Acoustical treatment is something that most studio engineers are quite familiar with.
However, many church audio technicians have only a passing understanding of the subject.
So, rather than telling you what treatment you need for your space, here’s a primer on different types of acoustical treatment.
Acoustical treatment is the method by which we control reflections in a space to create the ideal acoustical profile, thereby enhancing audio perception.
A reflection is the change in direction of a sound wave away from a boundary the wave encounters.
Reflected waves remain in their original medium rather than entering the medium they encounter. The Law of Reflection states that the angle of reflection of a reflected wave equals the angle of incidence.
Absorption. Photo courtesy Auralex Acoustics.
Generally, your best chance of attaining the best acoustic profile for your space is through architectural engineering.

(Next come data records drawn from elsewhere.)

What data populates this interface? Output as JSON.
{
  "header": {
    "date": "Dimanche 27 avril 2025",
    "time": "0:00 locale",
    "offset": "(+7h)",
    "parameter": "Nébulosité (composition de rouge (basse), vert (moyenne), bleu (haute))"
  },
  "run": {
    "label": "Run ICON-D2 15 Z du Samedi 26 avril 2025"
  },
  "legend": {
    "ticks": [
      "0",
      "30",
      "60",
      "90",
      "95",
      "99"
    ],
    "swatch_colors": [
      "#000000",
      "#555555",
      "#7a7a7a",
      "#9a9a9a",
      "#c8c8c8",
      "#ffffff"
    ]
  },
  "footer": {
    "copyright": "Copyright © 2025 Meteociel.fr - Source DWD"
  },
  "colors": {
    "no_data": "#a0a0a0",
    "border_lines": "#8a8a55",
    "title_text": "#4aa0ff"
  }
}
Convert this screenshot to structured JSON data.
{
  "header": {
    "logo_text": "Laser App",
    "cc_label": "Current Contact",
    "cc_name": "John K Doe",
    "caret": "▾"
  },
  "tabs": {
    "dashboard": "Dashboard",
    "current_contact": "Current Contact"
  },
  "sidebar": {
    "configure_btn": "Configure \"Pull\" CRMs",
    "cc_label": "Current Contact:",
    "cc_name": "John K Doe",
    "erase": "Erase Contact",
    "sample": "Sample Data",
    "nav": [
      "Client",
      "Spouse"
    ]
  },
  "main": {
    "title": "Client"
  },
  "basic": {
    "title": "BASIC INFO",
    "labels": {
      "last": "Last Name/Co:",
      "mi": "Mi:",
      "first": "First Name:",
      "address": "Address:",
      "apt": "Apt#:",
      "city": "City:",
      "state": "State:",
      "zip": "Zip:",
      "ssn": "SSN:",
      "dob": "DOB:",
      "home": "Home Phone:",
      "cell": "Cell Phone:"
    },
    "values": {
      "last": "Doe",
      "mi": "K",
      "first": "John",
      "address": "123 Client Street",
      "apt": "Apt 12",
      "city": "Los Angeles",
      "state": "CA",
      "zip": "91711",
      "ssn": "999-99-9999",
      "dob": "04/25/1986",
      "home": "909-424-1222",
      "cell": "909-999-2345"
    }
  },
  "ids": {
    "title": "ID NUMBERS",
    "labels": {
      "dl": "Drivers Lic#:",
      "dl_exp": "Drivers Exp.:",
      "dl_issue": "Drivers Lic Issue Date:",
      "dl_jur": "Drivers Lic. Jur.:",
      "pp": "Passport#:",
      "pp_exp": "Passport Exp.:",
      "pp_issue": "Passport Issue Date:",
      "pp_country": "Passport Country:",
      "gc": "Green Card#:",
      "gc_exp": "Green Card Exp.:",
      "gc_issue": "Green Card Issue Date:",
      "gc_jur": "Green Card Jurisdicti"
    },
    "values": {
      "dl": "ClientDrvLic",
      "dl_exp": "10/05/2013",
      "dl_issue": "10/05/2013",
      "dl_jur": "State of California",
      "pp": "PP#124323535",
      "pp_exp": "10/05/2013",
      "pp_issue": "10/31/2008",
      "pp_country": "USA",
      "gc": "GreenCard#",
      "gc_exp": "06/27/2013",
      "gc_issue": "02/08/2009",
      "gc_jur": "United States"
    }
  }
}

Once a room is constructed and furnished, acoustic treatment tends to consist of treating hard, parallel surfaces.
Acoustical treatment is normally accomplished in two ways: Absorption and Diffusion.
In acoustics, absorption is the opposite of reflection. Sound waves are “absorbed” or soaked up by the soft materials they encounter.
Acoustic foam or panels are used to absorb sound waves and are well-suited to alleviate slap and flutter echo, the two most common problems in rooms not architecturally engineered for music recording or performance. With proper placement, acoustic foam and panels can transform even the most cavernous warehouse or gymnasium into a suitable acoustic environment.
Diffusion. Photo courtesy Auralex Acoustics.
In acoustics, diffusion is the process of spreading or dispersing radiated energy, thereby minimizing coherent reflections which can lead to intelligibility issues.
Diffusion is an excellent complement to absorption because it does not remove much energy which means that it can effectively reduce reflections while still leaving an ambient or live sounding place.
Diffusion is accomplished by strategically placing hard angles in a space to keep sound waves from grouping so that there are no hot spots or nulls in a space. This is normally achieved through the use of preformed plastic or wood paneling.
Now that you’re armed with the proper information, go forth and take a look at your room. What types of acoustical treatment have been used, if any?
Could the treatment be improved or are you happy with the results? Be sure to let us know in the comments below!
Casey Watson is a Project Manager and Certified Church Consultant for Church Audio Video.
Church Audio Video specializes in the design, installation and support of high-quality and affordable custom audio, video, lighting, broadcast and control systems for worship facilities. For more information, visit their website.